Needless to say, all that imagining of the worst had me shook.
The time came where I had to walk into the event and immediately I felt judging eyes falling on me. Now, I don’t know if there were actually judging eyes – but that what I told myself. As I signed in, I purposely did not make eye contact with some people I knew because I feared what they would think/say/do. Needless to say, not a lot of people talked with me.
Quickly shaking hands with couple of people, including the person who the event was for – I left. If I wasn’t wearing a boot, I’m pretty sure that I would have sprinted out of there. I will admit, I was actually tempted to take the stairs instead of taking the elevator down (I was on the 12th floor) just so that I could get out of there faster.

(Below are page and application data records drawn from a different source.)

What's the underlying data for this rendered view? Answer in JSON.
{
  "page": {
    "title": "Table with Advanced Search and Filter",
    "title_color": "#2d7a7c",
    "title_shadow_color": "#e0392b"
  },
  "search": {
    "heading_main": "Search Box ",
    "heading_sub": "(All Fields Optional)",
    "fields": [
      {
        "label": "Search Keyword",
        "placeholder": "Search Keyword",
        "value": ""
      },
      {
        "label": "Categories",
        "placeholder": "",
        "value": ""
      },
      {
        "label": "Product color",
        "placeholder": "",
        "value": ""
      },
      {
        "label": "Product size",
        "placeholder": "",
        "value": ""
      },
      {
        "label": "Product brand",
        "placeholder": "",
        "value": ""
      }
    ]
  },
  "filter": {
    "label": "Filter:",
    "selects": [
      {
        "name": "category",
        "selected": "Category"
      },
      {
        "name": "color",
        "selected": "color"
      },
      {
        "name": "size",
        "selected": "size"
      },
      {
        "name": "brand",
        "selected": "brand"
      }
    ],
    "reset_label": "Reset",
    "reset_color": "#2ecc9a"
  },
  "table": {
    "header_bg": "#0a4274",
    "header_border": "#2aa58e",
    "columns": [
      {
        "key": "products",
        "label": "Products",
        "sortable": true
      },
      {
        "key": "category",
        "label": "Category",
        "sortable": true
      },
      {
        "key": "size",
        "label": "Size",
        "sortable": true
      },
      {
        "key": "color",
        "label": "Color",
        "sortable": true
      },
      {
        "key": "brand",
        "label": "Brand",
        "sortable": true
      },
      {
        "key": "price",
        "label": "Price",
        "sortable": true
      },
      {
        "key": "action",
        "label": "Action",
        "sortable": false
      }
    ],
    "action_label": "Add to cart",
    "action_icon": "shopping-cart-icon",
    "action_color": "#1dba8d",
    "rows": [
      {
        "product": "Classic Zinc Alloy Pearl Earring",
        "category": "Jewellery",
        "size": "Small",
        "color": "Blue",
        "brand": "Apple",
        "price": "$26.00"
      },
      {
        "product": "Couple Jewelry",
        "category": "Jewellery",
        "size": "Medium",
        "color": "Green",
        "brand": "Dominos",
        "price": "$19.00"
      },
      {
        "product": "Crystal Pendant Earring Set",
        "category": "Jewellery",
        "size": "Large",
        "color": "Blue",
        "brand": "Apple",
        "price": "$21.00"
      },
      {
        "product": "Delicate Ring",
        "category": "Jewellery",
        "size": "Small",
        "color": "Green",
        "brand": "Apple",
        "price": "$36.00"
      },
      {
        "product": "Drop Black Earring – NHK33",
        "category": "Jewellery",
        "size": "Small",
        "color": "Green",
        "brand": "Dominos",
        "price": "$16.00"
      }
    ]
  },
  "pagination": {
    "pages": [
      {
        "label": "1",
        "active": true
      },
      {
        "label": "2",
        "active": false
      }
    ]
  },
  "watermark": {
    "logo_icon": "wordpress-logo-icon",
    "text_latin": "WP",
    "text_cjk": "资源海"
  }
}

In hindsight – it’s very possible and probably most likely that no one there thought anything about me. They might have been busy checking people into the event or with some other job related things. And even if they did think about me, they probably didn’t put that much effort or time into it. But because I was so amped up and unwilling/unable to let go of mistakes that had nothing to do with what I was doing, I wasn’t able to see past my perception and enjoy things for what they were.
This is all a long story to share with you how important it is to let go of things – how important it is not to let mistakes and regrets dominate your mind. Well, actually it’s a long story to remind me of that.
So thanks for tagging along with me for that story. 😉
I do think there is a few important lessons from this and from life in general that I need to remember (courtesy of my therapist and from Angel Chernoff – http://www.marcandangel.com):
1 – You are not your mistakes. – Life didn’t come with instructions. Accept that mistakes will happen. You are not your mistakes, you are not your struggles, and you are here NOW with the power to shape your day and your tomorrow. No matter how chaotic the past has been, the future is a clean, fresh, wide open slate. What you do with it is up to you.
2 – Mistakes are rarely as bad as they seem. – Mistakes and setbacks are rarely as bad as they seem, and even when they are, they give us an opportunity to grow stronger. You should never let one dark cloud cover the entire sky. The sun is always shining on some part of your life. Sometimes you just have to forget how you feel, remember what you deserve, and keep pushing forward.
3 – Life goes on. – Mistakes are painful when they happen, but years later this collection of mistakes, called experience, leads us to success. If it’s good, it’s going to be wonderful. If it’s bad, it’s going to be an experience. Your mindset is at the heart of your success. You have to take the good with the bad, smile with the sad, love what you have and be thankful for what you had. Forgive yourself and others, but don’t forget. Learn from your mistakes, but don’t regret. Life is change, things go wrong, and life goes on.
So friends, here’s to not letting things of the past, whether recent or distant, take away our energy to make today and tomorrow and the days after that full of positive thoughts and deeds.